He wanted this. But maybe, he didn’t quite know what he had bargained for.
Nobody wants to die. Even suicidal people want to survive their own attempts (with rare exception). There is no reason to believe Supertramp wanted to die, but every reason to believe he miscalculated his ability as a survivalist or nature’s willingness to provide. Whatever the case, he “died doing what he loved” – “died doing what he wanted to do.”
This makes Alexander Supertramp, in my estimation, THE PREMIER HOMELESS PERSON WHO WANTED TO LIVE LIKE THAT. If that question above and that YES answer are ever really true, then to the extent they are true, Alexander Supertramp provides the ultimate example. Even if the popular myth of the man and his mythical pseudonym departs significantly from the real Chris McCandless of living history, there is little doubt that McCandless wanted to live something like this, and no doubt that he rejected home to have it.
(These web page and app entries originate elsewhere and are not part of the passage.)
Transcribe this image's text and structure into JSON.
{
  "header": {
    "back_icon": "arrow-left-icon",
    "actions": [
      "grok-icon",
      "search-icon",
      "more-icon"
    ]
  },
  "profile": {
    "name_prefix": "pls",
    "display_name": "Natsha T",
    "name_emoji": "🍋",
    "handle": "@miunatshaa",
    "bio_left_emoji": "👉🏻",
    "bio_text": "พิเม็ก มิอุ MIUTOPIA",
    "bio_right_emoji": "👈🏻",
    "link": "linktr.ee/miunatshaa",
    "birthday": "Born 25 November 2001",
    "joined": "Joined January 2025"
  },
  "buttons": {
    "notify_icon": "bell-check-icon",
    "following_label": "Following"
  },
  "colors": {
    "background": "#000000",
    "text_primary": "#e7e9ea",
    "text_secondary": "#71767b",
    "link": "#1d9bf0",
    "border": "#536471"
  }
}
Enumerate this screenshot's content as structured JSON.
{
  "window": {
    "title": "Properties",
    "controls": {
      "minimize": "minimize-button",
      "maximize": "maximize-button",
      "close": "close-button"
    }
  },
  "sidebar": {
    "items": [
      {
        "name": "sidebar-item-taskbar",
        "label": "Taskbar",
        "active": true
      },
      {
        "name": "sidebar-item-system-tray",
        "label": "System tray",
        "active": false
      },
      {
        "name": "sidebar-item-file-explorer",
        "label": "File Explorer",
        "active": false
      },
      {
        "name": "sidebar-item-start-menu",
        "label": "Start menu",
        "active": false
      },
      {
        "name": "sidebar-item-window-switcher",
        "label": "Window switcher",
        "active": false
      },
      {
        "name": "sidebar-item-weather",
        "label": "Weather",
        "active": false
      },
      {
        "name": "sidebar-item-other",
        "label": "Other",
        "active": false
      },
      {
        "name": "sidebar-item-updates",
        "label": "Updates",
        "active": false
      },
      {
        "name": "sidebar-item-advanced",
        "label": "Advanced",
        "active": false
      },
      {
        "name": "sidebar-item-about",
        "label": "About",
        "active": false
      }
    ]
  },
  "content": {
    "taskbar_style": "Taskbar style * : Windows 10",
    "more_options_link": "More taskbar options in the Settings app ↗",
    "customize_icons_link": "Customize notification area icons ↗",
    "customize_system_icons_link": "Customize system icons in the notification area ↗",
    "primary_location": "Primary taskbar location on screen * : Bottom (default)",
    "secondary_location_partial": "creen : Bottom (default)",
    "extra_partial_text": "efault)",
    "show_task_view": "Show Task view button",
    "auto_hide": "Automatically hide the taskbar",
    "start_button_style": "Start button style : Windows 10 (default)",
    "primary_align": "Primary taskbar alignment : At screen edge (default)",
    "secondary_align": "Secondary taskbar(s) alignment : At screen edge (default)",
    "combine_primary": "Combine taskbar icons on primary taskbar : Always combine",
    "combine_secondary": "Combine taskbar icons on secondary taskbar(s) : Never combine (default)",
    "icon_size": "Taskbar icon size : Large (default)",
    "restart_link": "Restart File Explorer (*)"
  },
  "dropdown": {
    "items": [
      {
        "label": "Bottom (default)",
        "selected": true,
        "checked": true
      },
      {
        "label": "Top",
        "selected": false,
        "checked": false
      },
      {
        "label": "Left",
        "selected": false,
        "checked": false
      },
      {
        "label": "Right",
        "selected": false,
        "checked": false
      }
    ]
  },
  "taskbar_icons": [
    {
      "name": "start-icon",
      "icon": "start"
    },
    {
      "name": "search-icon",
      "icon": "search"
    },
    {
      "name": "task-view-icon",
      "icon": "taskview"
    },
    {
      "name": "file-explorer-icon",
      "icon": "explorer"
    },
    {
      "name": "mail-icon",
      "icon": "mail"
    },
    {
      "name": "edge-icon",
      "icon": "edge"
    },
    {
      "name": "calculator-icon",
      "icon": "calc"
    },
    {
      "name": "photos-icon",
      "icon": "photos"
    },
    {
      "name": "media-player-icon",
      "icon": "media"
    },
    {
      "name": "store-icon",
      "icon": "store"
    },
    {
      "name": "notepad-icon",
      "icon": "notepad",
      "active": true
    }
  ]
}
And it killed him.
It is at this point that I say, there is something wrong with his wantin’. His wanter is broken. (Yeah, I know. Not a real word, but you get the idea.)
I am on the verge of splitting hairs here, I know that too. Alexander Supertramp didn’t just simply go camping. He didn’t simply go for and extended wilderness trek or hike. Those things are quite common and do not make a person homeless. There is a huge difference between spending a few nights in a motel and paying rent at one for months on end! One makes you a traveler (most likely) and the other homeless!
Alexander Supertramp wanted something that doesn’t fit in creation the way God makes it. That is too much solitude and not enough Jesus. And THAT, I say, creates something of a different category of thought. We are outside the box now where the homeless are concerned.
If I ask homeless people from the streets if they WANT to live like this, some (more than a mere few) will say YES. There are ulterior motives for answering that way on the one hand, but for those who actually desire it, there is something wrong with even wanting to live that way.
There is a whole OTHER side to all of this too, though. There is something of a counterweight as well. And that is this: there is also something wrong with WANTING to live in giant mansions all alone. There is greed about having and using private jets (especially a fleet of them) for your own personal use in a world where children starve to death. There is something very selfish about grand houses with “guest rooms” which go empty night after night while bums tough it out in the rain and cold.
Yes, we Christian types have known for a long time that our desires can, and often are, ungodly and when they go unchecked bring pain upon ourselves and our world. The part that I think we have a hard time seeing is where we love our neighbor as ourselves. At least Alexander Supertramp’s “friends” along the way tried to talk him out of his desire. They sense something wrong with it. They wrongfully respect it and send him off with a blessing.
Oh, how sad to be one of them reading the book or watching the movie!
When my affluent church friends, though, ask whether the homeless WANT to live like that, they believe they have stumbled upon some respectable desire in the homeless and treat it as though they should back off and let that be. But even THAT, I think, is a cover for contempt. I think the contempt for the poor, in that instance, masquerades as respect, and allows the church to write off the poor with no further concern. Wanting to live in shame and lack on the streets isn’t what anyone ultimately WANTS. Even to the extent they do, something is wrong with wanting that.
That, I challenge.
Deep down, we all want love. It appears that love might have been so far removed from McCandless’s ideals (due to family disfunction growing up) that he just had no understanding of what he should have desired instead.
That, I challenge the church to consider.
*I made this argument after reading Bouma-Prediger and Walsh’s book Beyond Homeless.